Quatrefoils or foils, also known as four-leaved clovers, are decorative architectural elements that have been used in various styles and periods of architecture throughout history.
They are formed by four overlapping circles or lobes, creating a symmetrical, geometric shape that has been used in various applications.
The history of quatrefoils can be traced back to the Gothic era when they were used in architecture and art throughout Europe. Gothic architecture, which emerged in the 12th century, was characterized by its ornate and intricate details, often included them.
One of the earliest examples of quatrefoils can be found in the rose window of the Notre Dame Cathedral in Paris. The rose window, which is a circular window with radiating mullions, features quatrefoils in its tracery, creating a stunning display of Gothic architecture.
In addition to their use in Gothic architecture, they have also been used in other architectural styles, such as the Renaissance and Baroque periods. Showing up as decorative elements in frescoes, paintings, and sculptures.
In Baroque architecture, quatrefoils were used in various ways, including decorative elements on ceilings, doors and windows, and ornamental ironwork. They are still used as a decorative element in modern architecture, often in a more minimalist and contemporary style. For example, it can be found in the design of furniture, light fixtures, and some modern art installations.
One of the advantages of using quatrefoils in architecture is their versatility. Because of their symmetrical and geometric shape, they can be used in various applications and styles, from Gothic to modern.

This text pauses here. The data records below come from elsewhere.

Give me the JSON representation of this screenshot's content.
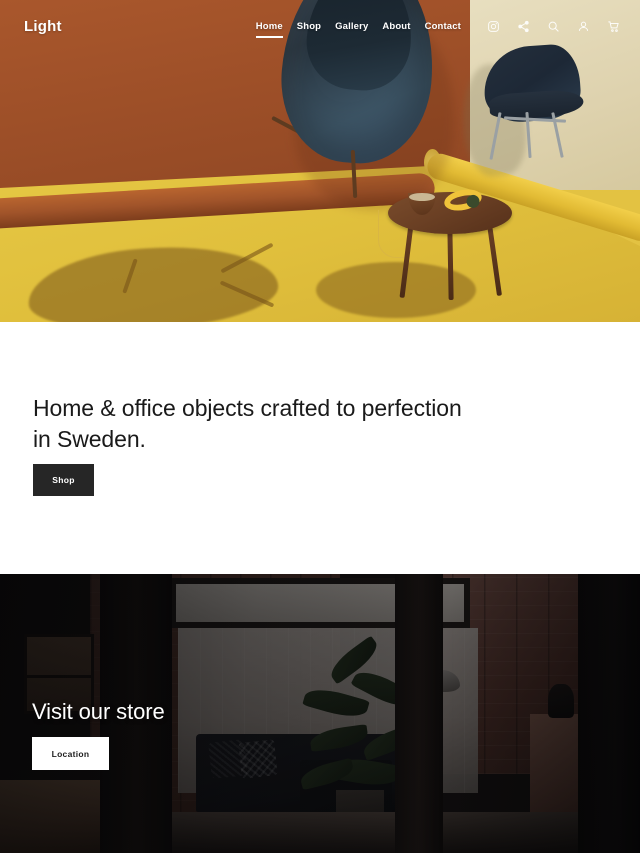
{
  "site": {
    "brand": "Light"
  },
  "nav": {
    "links": [
      {
        "label": "Home",
        "active": true
      },
      {
        "label": "Shop",
        "active": false
      },
      {
        "label": "Gallery",
        "active": false
      },
      {
        "label": "About",
        "active": false
      },
      {
        "label": "Contact",
        "active": false
      }
    ],
    "icons": [
      {
        "name": "instagram-icon"
      },
      {
        "name": "share-icon"
      },
      {
        "name": "search-icon"
      },
      {
        "name": "user-account-icon"
      },
      {
        "name": "shopping-cart-icon"
      }
    ]
  },
  "hero": {
    "alt": "Brown paper backdrop with yellow floor, teal pod chair, navy side chair and wooden side table"
  },
  "intro": {
    "headline": "Home & office objects crafted to perfection in Sweden.",
    "cta_label": "Shop"
  },
  "store": {
    "title": "Visit our store",
    "cta_label": "Location",
    "alt": "Dark loft interior with brick walls, sofa, plants and windows"
  },
  "colors": {
    "hero_backdrop_brown": "#a1542a",
    "hero_floor_yellow": "#e3c242",
    "hero_wall_cream": "#ded2ae",
    "chair_navy": "#242f3c",
    "button_dark": "#262626",
    "button_light": "#ffffff",
    "text_dark": "#1a1a1a",
    "text_light": "#ffffff"
  }
}
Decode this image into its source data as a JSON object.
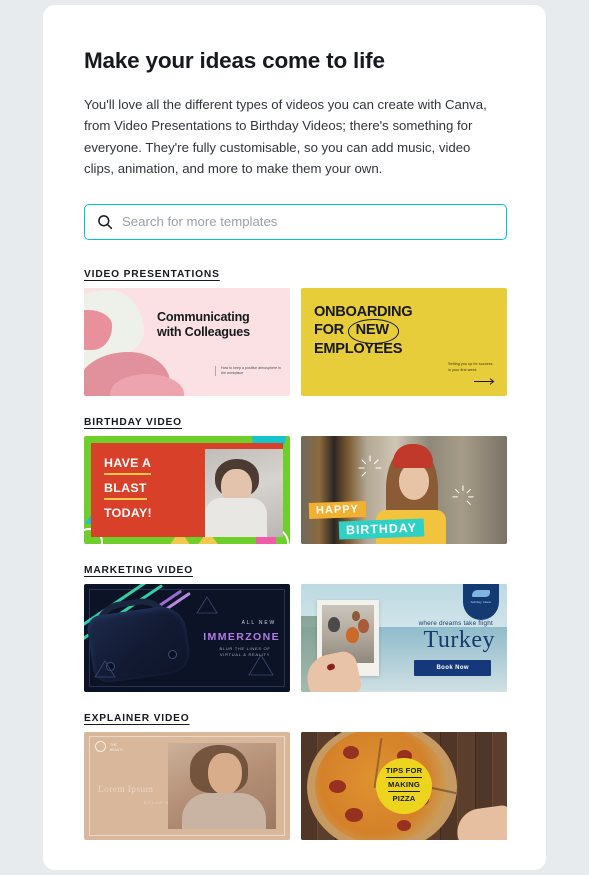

The history of quatrefoils in architecture is rich and varied, spanning multiple styles and periods. From their origins in Gothic architecture to their use in contemporary design, quatrefoils continue to be a popular decorative element in architecture and design.